If a line in the data below includes the string "structure", please return a copy of it.

============================================================

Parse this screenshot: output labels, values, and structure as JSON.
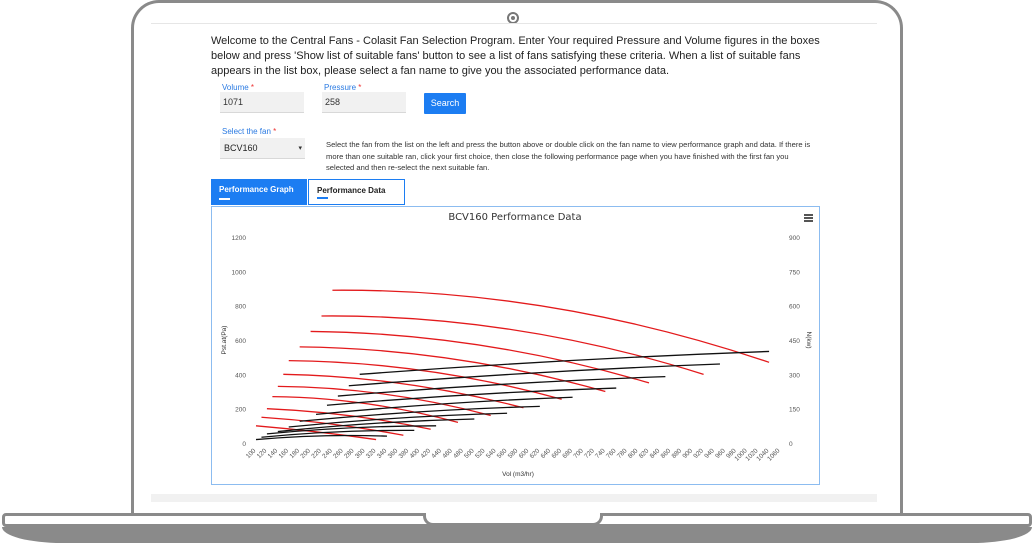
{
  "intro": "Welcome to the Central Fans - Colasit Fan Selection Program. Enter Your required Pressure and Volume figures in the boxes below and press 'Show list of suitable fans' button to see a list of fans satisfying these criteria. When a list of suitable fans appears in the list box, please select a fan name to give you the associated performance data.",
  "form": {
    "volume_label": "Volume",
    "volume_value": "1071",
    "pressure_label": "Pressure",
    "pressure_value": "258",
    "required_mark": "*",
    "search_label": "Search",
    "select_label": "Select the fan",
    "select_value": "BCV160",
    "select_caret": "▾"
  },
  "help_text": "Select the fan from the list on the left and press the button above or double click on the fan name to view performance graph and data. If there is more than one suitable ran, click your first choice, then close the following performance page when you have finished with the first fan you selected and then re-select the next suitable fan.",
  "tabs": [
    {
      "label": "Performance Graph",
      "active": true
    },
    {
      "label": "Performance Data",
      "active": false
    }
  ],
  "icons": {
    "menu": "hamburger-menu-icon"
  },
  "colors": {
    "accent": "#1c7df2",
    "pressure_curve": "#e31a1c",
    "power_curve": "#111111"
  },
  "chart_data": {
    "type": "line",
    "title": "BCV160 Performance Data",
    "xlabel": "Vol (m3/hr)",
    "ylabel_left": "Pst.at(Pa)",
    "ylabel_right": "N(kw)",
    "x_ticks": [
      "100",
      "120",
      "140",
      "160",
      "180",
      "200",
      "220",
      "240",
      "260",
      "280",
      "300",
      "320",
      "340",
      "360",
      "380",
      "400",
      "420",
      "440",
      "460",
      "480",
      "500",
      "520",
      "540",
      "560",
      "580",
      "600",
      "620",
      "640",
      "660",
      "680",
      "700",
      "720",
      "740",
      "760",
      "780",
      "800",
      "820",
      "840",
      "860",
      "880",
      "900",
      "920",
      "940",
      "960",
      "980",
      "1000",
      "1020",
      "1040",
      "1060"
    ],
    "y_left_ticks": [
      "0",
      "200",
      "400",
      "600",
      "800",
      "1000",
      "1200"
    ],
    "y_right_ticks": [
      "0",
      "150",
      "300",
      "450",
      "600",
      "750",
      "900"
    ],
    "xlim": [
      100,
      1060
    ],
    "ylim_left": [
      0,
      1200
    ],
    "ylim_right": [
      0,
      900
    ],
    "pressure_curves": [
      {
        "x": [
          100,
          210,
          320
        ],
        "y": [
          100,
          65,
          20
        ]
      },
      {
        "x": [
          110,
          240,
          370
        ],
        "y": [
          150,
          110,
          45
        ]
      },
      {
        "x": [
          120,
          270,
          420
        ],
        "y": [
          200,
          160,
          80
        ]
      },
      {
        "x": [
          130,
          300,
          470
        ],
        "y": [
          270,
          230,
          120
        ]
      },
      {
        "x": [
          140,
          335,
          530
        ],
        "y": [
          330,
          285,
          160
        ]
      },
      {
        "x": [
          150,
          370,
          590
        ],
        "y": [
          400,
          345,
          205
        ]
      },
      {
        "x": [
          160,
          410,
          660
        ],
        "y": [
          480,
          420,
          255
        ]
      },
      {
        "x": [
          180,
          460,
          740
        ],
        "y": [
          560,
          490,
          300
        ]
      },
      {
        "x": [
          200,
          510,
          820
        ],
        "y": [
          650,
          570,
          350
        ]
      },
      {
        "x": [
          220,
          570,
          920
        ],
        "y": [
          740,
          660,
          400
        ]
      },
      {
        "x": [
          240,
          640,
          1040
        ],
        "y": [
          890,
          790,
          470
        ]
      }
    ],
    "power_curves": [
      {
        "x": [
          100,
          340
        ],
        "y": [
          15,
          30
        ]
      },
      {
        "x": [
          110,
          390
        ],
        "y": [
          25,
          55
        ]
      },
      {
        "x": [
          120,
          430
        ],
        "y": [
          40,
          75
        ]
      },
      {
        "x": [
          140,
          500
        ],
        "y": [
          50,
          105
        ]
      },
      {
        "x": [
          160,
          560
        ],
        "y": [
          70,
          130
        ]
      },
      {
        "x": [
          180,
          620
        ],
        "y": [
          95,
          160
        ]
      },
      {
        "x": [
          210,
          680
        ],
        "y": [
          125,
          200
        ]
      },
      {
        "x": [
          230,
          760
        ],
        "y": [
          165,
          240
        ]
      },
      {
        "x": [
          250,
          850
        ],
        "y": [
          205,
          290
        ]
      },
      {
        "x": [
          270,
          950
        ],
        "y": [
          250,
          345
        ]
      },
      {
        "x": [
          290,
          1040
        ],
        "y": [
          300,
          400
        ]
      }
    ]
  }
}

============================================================

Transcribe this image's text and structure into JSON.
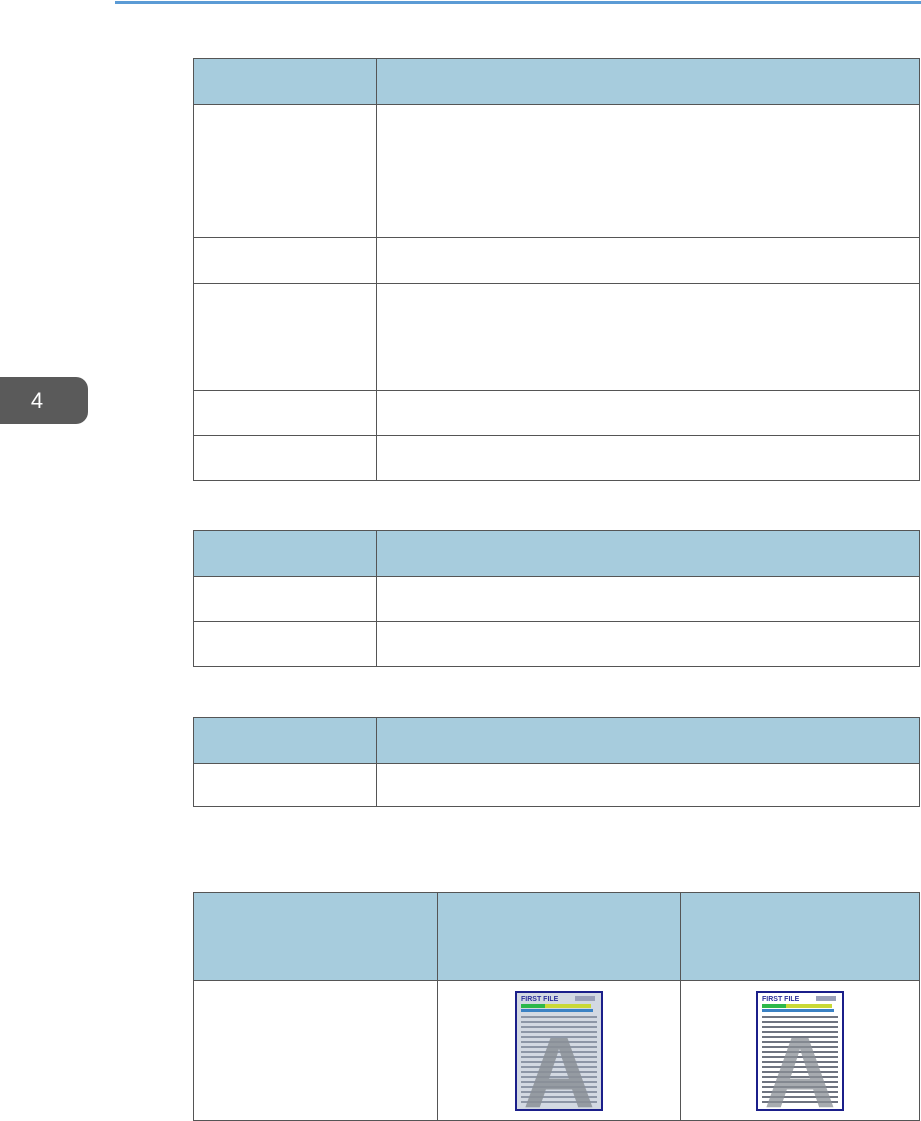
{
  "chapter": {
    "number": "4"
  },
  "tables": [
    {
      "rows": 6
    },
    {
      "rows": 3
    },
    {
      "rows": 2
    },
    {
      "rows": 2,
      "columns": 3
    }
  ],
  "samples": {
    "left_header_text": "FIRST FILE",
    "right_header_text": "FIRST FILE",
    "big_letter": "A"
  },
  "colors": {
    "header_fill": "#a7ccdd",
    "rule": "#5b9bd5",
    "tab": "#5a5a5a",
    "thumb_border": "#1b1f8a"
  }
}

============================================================

> **Task response**
Parse this screenshot: output labels, values, and structure as JSON.
Transcribe this image's text and structure into JSON.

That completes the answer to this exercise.